To assist in navigating some of the risks posed by the ethical considerations of data science, in October 2019 the Institute and Faculty of Actuaries (IFoA) and the Royal Statistical Society (RSS) Data Science Section jointly published ‘A Guide for Ethical Data Science.’ This guide aims to address the challenges faced by their members while complementing existing ethical and professional guidance. It is non-mandatory and does not impose any obligations upon RSS or IFoA members.
The development of the guide began in 2018
with four workshops with data science professionals. These workshops centred on
four key questions raised by the RSS and IFoA:
- What does a good data science
workflow look like?
- How should data science fit
into the structure of an organisation?
- What do executives and managers
need to know about data science?
- What is a data scientist’s
responsibility to wider society?
Although the data science practitioners found that best practice for data science is dependent on industry and even company-specific factors such as organisational design, historical workflows and the availability of skills within teams, they did broadly agree on several high-level principles and practices which have informed the guide. The guide does highlight, however, that some of the more complex issues faced by practitioners will require further thought and input from professionals.

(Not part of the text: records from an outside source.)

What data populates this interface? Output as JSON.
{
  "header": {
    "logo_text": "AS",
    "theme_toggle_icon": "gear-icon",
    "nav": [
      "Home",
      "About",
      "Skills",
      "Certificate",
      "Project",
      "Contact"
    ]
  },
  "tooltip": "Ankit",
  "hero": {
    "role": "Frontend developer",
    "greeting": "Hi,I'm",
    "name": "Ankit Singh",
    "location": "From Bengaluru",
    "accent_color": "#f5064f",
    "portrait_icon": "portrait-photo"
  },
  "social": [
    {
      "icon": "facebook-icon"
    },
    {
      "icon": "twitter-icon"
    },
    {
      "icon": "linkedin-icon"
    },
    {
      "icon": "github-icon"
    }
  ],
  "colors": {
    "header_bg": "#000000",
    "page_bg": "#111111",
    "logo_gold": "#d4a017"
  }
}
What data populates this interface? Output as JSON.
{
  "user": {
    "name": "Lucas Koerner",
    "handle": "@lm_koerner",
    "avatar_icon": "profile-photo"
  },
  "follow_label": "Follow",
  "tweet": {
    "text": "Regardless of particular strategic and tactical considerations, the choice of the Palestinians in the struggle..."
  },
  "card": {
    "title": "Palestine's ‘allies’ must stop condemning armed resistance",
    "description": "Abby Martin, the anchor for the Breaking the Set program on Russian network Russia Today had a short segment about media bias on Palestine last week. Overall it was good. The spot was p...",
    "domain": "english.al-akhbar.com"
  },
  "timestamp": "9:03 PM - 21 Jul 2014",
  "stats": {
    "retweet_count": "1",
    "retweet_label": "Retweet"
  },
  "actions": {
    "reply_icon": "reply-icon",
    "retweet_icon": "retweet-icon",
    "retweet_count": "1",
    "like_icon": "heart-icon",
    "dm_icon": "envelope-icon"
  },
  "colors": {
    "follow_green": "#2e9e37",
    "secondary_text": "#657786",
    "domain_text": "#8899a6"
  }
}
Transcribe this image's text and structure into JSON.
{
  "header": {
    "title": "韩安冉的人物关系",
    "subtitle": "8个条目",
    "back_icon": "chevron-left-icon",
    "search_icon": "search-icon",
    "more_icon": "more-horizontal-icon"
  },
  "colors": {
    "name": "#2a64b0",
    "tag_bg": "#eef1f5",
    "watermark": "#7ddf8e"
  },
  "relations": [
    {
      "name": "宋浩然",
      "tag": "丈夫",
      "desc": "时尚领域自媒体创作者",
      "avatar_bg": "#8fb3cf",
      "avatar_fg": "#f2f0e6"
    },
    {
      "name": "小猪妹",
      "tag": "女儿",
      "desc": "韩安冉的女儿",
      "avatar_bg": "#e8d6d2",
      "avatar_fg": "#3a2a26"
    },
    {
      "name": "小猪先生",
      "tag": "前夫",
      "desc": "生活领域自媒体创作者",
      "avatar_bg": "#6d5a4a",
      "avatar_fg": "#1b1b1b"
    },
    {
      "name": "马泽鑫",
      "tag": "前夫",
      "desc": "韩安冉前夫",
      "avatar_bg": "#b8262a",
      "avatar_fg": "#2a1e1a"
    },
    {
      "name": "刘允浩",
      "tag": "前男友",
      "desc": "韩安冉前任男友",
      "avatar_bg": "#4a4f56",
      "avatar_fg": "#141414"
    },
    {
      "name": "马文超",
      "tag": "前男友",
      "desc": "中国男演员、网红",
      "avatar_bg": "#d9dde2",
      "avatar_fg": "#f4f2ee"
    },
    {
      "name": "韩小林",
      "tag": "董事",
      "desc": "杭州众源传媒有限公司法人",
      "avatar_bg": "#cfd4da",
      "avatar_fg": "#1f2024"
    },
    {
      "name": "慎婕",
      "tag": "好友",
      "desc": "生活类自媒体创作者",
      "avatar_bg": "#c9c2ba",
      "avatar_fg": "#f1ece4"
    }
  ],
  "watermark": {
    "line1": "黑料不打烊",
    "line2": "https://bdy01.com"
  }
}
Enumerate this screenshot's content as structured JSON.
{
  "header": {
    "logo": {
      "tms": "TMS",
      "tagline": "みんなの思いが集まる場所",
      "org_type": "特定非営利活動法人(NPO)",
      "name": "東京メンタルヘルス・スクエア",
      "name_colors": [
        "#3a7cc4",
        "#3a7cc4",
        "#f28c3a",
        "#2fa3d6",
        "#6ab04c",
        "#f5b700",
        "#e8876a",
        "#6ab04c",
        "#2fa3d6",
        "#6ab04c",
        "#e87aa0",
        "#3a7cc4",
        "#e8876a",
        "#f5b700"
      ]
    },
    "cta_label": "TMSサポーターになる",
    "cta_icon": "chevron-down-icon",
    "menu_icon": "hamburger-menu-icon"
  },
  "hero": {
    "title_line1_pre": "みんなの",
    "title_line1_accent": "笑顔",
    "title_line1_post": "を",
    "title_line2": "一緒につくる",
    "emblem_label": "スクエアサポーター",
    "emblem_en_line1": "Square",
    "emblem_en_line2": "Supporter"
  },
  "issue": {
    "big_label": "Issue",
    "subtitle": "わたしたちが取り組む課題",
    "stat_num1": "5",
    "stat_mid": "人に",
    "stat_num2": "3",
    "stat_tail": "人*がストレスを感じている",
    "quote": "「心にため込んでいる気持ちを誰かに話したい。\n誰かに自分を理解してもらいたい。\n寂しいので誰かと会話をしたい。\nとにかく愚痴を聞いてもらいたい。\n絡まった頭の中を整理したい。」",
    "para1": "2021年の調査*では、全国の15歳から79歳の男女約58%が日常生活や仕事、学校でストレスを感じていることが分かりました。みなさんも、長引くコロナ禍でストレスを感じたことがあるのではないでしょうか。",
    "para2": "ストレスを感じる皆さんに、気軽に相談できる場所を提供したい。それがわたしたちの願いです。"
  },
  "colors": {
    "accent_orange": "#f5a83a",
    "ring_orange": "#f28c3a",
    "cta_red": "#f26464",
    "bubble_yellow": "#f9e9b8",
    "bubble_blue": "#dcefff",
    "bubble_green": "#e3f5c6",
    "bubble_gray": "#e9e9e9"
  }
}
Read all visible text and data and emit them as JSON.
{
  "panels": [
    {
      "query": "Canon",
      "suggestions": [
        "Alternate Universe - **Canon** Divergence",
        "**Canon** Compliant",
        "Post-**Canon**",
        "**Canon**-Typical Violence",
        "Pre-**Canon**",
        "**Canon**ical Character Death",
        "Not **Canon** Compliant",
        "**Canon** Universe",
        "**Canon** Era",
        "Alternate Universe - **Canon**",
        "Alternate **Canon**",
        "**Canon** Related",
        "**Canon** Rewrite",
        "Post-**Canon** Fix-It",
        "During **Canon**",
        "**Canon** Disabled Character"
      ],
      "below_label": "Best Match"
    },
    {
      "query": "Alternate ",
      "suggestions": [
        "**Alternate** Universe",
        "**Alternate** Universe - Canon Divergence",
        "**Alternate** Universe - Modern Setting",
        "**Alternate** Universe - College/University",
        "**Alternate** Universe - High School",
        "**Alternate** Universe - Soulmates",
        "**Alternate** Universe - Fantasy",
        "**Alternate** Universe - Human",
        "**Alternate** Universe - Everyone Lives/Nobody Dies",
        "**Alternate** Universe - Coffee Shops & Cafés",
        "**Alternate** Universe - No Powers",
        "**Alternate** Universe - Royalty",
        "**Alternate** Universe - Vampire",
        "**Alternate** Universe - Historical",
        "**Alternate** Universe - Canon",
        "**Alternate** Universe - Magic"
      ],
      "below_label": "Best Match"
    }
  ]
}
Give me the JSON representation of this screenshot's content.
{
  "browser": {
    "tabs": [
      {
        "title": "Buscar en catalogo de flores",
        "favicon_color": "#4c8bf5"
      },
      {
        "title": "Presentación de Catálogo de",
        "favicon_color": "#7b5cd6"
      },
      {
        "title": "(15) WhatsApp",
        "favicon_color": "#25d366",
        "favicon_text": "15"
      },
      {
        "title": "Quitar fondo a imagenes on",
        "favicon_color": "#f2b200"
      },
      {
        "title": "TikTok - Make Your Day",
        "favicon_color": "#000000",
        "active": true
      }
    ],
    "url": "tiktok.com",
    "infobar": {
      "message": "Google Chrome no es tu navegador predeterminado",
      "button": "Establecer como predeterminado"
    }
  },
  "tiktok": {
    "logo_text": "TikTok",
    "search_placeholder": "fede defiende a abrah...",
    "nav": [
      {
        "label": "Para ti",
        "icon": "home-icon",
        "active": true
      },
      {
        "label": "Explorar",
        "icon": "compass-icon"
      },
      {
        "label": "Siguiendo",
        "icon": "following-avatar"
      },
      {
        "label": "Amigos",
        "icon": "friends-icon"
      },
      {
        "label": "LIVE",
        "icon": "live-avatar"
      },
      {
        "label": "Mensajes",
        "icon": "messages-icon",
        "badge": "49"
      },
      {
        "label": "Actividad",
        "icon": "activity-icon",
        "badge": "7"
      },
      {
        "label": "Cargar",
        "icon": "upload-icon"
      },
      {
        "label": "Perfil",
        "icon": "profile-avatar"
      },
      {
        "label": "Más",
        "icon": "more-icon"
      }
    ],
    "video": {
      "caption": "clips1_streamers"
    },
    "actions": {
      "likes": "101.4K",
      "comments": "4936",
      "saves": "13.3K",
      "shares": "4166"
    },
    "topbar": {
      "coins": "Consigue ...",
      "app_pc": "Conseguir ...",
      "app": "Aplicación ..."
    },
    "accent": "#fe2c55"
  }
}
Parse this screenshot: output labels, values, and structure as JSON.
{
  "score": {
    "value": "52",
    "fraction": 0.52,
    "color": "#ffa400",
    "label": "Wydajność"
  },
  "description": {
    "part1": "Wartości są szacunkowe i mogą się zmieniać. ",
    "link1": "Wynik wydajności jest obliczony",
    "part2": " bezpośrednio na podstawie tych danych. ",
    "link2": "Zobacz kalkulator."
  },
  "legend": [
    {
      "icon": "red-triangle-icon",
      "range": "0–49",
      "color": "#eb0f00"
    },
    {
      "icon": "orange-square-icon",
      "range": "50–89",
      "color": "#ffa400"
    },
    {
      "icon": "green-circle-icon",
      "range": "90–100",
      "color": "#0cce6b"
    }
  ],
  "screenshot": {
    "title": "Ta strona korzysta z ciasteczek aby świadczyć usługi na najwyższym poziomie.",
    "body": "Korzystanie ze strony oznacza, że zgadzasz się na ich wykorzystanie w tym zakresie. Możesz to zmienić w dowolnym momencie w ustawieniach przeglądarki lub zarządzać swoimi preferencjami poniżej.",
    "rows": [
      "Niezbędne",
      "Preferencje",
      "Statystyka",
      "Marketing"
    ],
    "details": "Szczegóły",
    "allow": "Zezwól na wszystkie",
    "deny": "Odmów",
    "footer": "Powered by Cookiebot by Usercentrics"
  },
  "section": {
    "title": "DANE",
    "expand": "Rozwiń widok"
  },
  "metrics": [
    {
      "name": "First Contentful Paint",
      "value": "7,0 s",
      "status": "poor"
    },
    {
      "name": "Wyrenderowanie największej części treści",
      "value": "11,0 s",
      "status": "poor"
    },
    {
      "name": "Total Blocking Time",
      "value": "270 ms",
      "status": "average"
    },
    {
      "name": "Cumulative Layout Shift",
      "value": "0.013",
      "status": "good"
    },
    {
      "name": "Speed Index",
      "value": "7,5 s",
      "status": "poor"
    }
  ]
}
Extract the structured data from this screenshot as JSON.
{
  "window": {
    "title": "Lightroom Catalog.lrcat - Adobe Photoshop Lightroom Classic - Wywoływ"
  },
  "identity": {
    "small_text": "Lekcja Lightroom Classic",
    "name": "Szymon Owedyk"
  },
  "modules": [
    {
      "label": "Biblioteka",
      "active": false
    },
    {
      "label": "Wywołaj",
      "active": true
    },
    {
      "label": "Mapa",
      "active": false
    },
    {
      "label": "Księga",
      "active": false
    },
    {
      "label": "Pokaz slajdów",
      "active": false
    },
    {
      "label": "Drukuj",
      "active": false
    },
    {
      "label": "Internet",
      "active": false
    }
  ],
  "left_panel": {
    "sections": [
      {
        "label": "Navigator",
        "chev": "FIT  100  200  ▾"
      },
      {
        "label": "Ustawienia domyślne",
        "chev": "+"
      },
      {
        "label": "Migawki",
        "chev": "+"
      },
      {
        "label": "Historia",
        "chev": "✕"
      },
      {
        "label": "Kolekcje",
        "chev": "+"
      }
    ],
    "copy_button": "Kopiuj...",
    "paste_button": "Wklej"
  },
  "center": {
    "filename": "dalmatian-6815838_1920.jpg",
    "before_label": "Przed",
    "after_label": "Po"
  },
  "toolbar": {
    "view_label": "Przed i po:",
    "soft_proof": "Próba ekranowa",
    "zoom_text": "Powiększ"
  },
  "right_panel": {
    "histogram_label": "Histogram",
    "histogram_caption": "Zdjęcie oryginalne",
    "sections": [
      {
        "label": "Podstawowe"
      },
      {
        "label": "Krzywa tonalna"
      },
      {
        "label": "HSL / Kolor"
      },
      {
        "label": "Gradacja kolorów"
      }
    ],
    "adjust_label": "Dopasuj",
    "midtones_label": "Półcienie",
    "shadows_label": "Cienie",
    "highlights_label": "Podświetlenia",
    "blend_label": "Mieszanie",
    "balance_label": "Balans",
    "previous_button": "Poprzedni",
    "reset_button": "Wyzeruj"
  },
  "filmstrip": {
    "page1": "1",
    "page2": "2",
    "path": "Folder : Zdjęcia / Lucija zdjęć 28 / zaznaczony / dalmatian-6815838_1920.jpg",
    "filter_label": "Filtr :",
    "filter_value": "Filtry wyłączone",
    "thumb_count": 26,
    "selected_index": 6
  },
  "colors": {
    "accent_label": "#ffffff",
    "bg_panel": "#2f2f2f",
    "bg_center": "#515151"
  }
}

The guide looks at five recurring ethical
themes from existing frameworks relating to data science and artificial
- Seek to enhance the value of data science for society.
- Avoid harm.
- Apply and maintain professional competence.
- Seek to preserve or increase trustworthiness.
- Maintain accountability and oversight.
Milliman today announced the third quarter 2019 results of the Milliman Mortgage Default Index (MMDI), which shows the latest monthly estimate of the lifetime default risk of U.S.-backed mortgages. Default risk is driven by various factors including the risk of a borrower taking on too much debt, underwriting risk (such as loan term, loan purpose, and other influential mortgage features), and economic risk as measured by historical and forecast home prices. The goal of the MMDI is to provide a benchmark to understand trends in U.S. mortgage credit risk.
During Q3 2019, the MMDI for government-sponsored enterprise (GSE) acquisitions (purchased and refinanced loans backed by Freddie Mac and Fannie Mae) decreased to an estimated average default rate of 1.81%, down from 1.96% in Q2. This means that the average lifetime probability of default for all Freddie or Fannie mortgages originated in Q3 2019 was 1.81%. Default risk for the quarter is down thanks to low interest rates that continue to drive activity in the refinance market, which tends to have borrowers with higher credit quality as measured by the original loan-to-value ratio and debt-to-income ratio.
Ginnie Mae loans, the MMDI rate increased from 7.84% in Q2 to 8.00% in Q3. This
uptick is consistent with the overall trend for these loans since 2014, as
higher credit quality originations shift toward GSE loans and away from Ginnie
From 2014 through 2019, home price appreciation has been strong, reducing the credit risk for borrowers who purchased or refinanced over the past five years. However more recently we’re beginning to see slower home price growth—and negative growth in some areas—which may elevate mortgage default risk in the future.
For more information on the MMDI, click here.